Salwa is a Tunisian feminist in her twenties. She works in a feminist organization in Tunisia; this is her second work experience in the public space after being active in the General Union of Tunisian Students. During her adolescence, Salwa became aware of the violence women are subjected to in Tunisia and how the state and the laws deal with women, which made her an advocate for women’s issues.
Salwa says that feminist organizations in Tunisia at the moment are not well organized so as to maintain their activities. “The feminist organizations that exist right now don’t share our vision as young feminist activists; unfortunately, we no longer see things the same way. I’m sure that in five years or less even, a new feminist body will form, one that matches reality, because the conflict between the generations within the movement right now can’t go on.”
Salwa is afraid that Tunisia will fall back into dictatorship rule and wonders if the political situation could regress to become similar to that in Egypt.
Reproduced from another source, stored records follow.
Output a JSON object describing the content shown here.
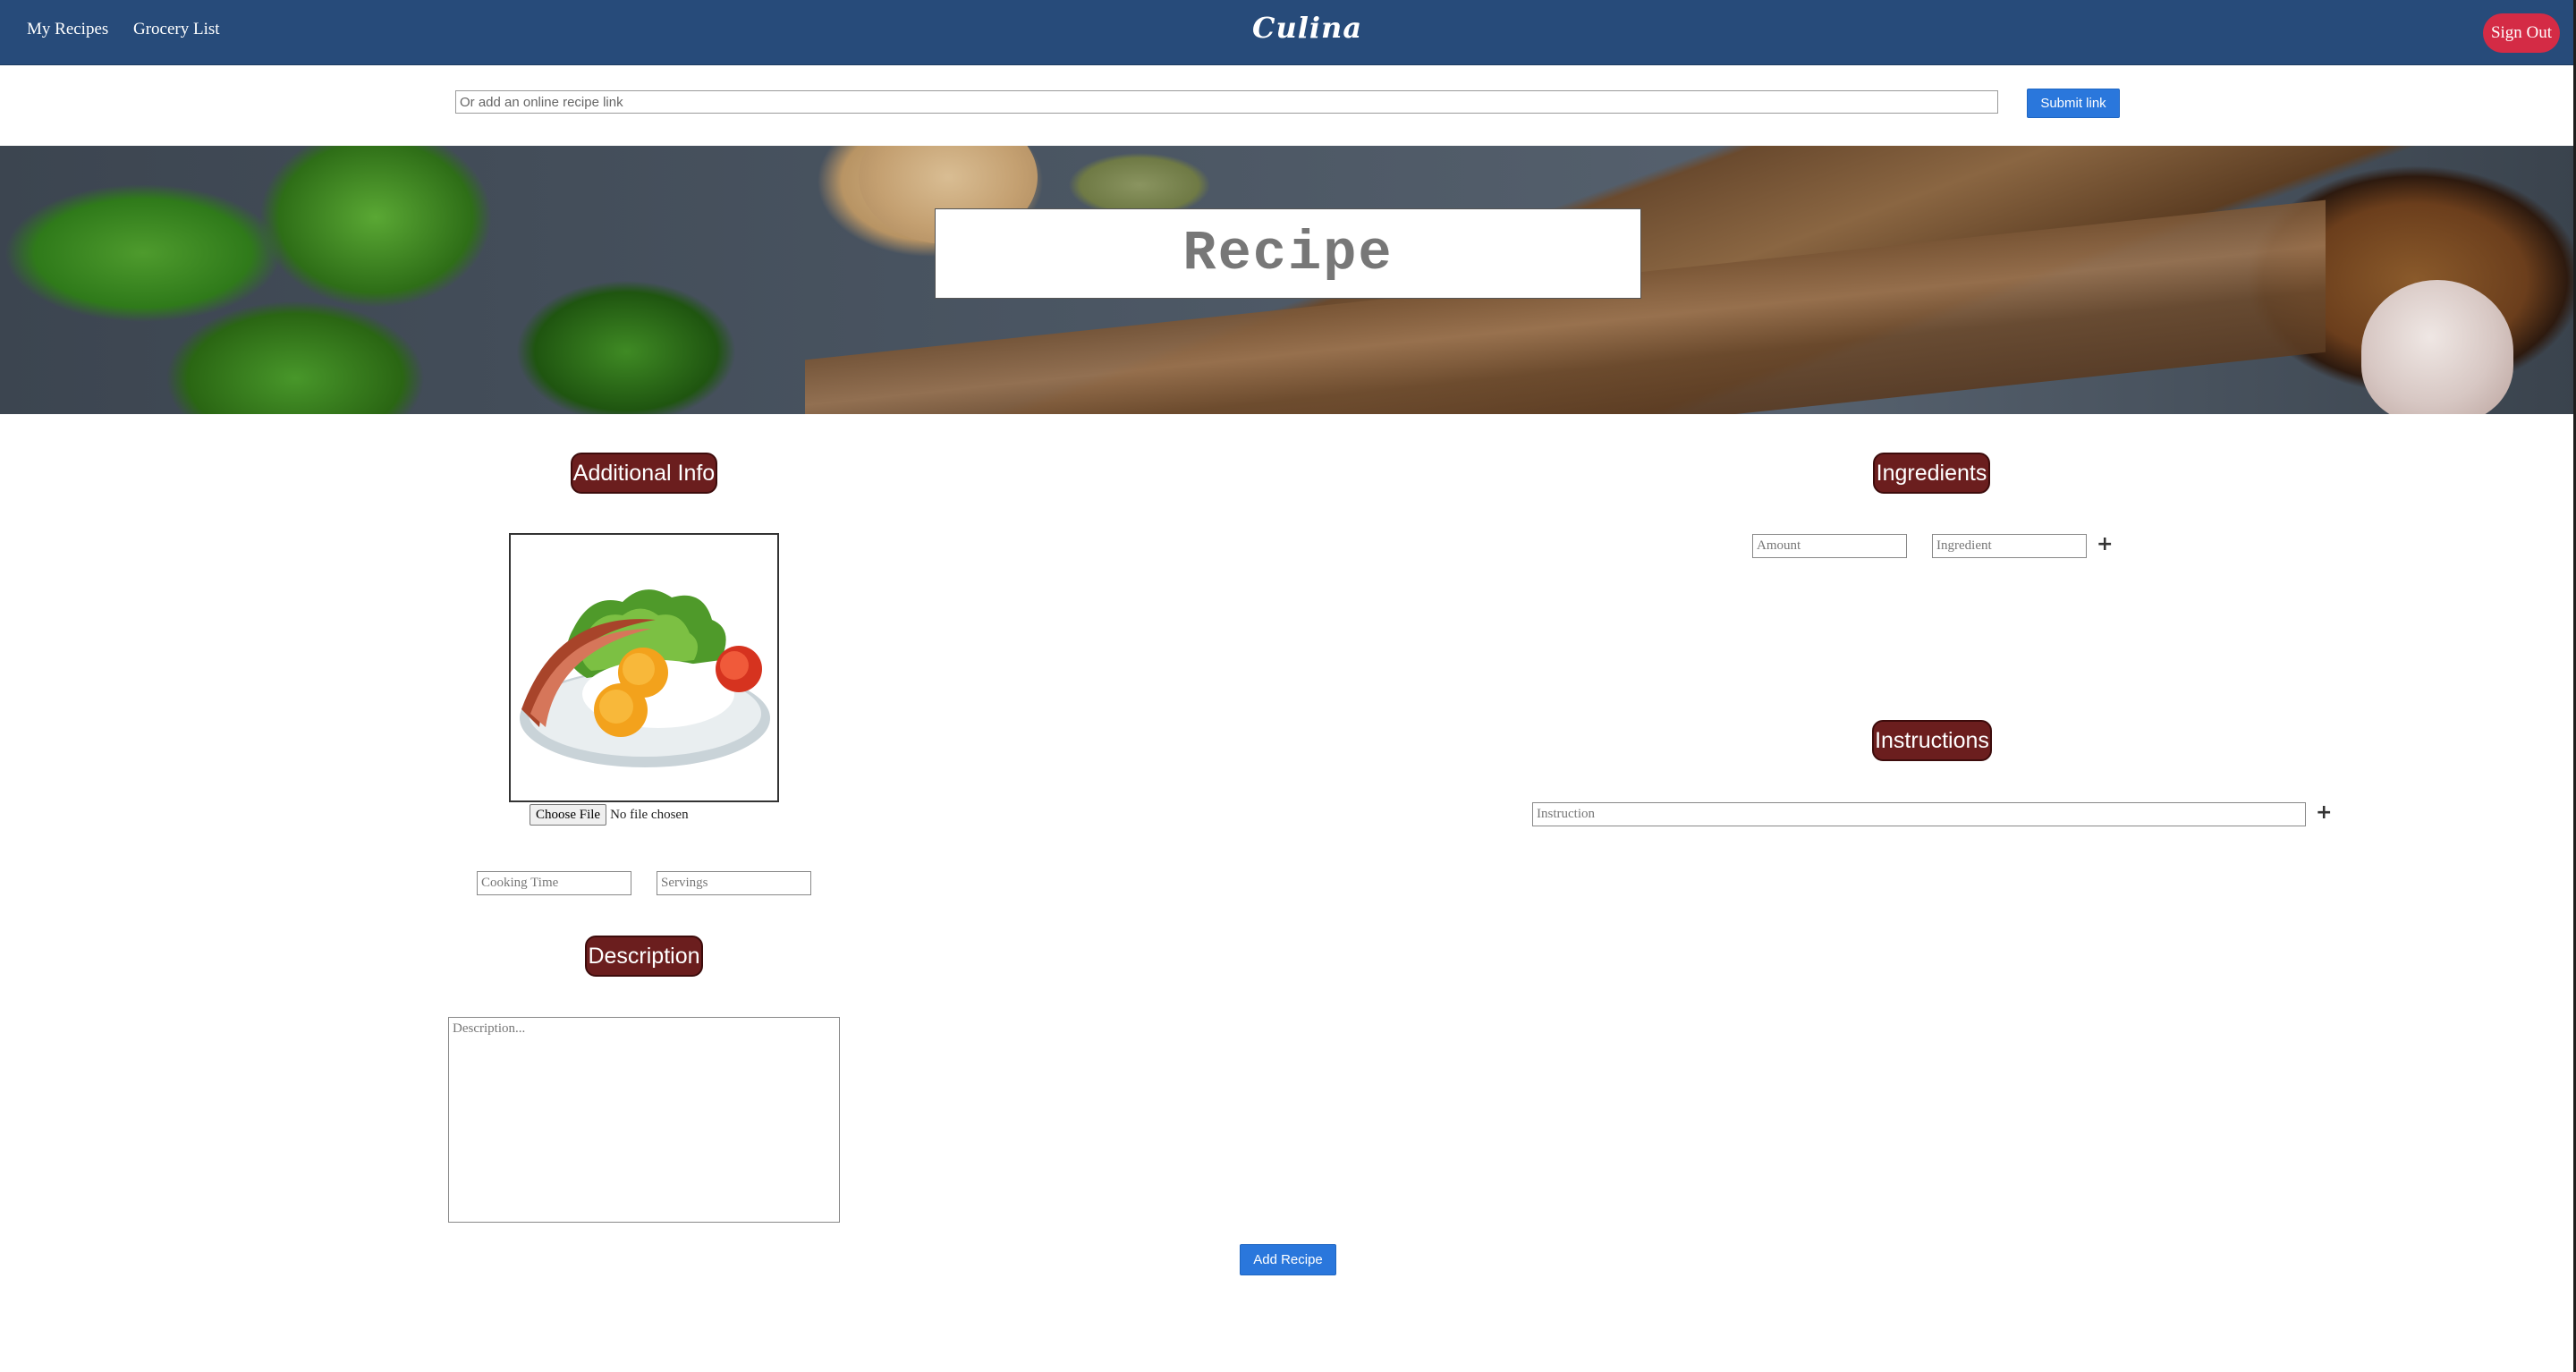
{
  "nav": {
    "my_recipes": "My Recipes",
    "grocery_list": "Grocery List",
    "brand": "Culina",
    "sign_out": "Sign Out"
  },
  "link_bar": {
    "placeholder": "Or add an online recipe link",
    "submit_label": "Submit link"
  },
  "hero": {
    "title_placeholder": "Recipe"
  },
  "additional_info": {
    "heading": "Additional Info",
    "image_alt": "plate of bacon, eggs and salad",
    "choose_file_label": "Choose File",
    "file_status": "No file chosen",
    "cooking_time_placeholder": "Cooking Time",
    "servings_placeholder": "Servings"
  },
  "description": {
    "heading": "Description",
    "placeholder": "Description..."
  },
  "ingredients": {
    "heading": "Ingredients",
    "amount_placeholder": "Amount",
    "ingredient_placeholder": "Ingredient",
    "add_icon": "plus-icon"
  },
  "instructions": {
    "heading": "Instructions",
    "instruction_placeholder": "Instruction",
    "add_icon": "plus-icon"
  },
  "actions": {
    "add_recipe_label": "Add Recipe"
  },
  "colors": {
    "navbar": "#274b7a",
    "sign_out": "#d42b45",
    "primary_button": "#2a77dc",
    "section_pill": "#6b1e1e"
  }
}
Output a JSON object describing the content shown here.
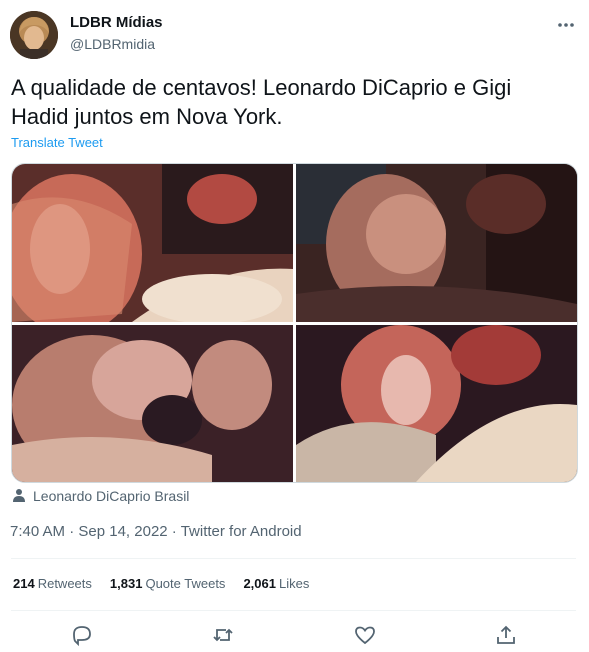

She feels that what she went through could be the experience of a fifty-year-old and not someone in their mid-twenties. “The problem,” says Salwa, “is that we came into the world at a time when everything is in a terrible place.”
Salwa is an alias chosen for the interviewee to remain anonymous.